YOUR ASSIGNMENT | What you return must match the listing below line for line, minus its pictures.

[[ DATASET ENTRIES, beginning ]]

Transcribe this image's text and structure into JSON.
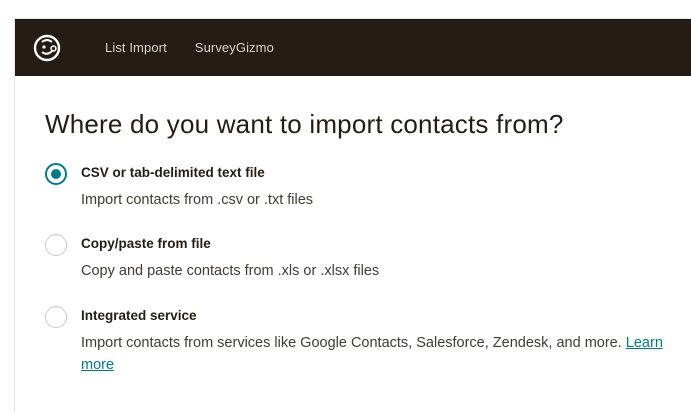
{
  "header": {
    "logo_icon": "mailchimp-freddie-logo",
    "nav": [
      {
        "label": "List Import"
      },
      {
        "label": "SurveyGizmo"
      }
    ],
    "background_color": "#241c15"
  },
  "main": {
    "title": "Where do you want to import contacts from?",
    "options": [
      {
        "title": "CSV or tab-delimited text file",
        "description": "Import contacts from .csv or .txt files",
        "selected": true
      },
      {
        "title": "Copy/paste from file",
        "description": "Copy and paste contacts from .xls or .xlsx files",
        "selected": false
      },
      {
        "title": "Integrated service",
        "description": "Import contacts from services like Google Contacts, Salesforce, Zendesk, and more.",
        "link_label": "Learn more",
        "selected": false
      }
    ]
  },
  "colors": {
    "accent": "#007c89",
    "text": "#241c15"
  }
}
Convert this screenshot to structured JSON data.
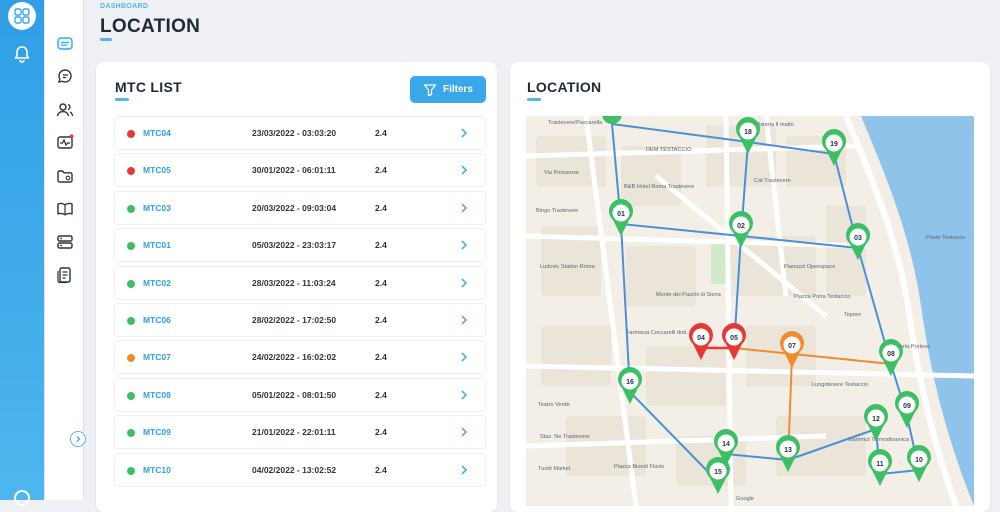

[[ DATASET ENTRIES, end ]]

RESPONSE AREA |
Transcribe this image's text and structure into JSON.
{
  "header": {
    "logo_icon": "mailchimp-freddie-logo",
    "nav": [
      {
        "label": "List Import"
      },
      {
        "label": "SurveyGizmo"
      }
    ],
    "background_color": "#241c15"
  },
  "main": {
    "title": "Where do you want to import contacts from?",
    "options": [
      {
        "title": "CSV or tab-delimited text file",
        "description": "Import contacts from .csv or .txt files",
        "selected": true
      },
      {
        "title": "Copy/paste from file",
        "description": "Copy and paste contacts from .xls or .xlsx files",
        "selected": false
      },
      {
        "title": "Integrated service",
        "description": "Import contacts from services like Google Contacts, Salesforce, Zendesk, and more.",
        "link_label": "Learn more",
        "selected": false
      }
    ]
  },
  "colors": {
    "accent": "#007c89",
    "text": "#241c15"
  }
}
Convert this screenshot to structured JSON data.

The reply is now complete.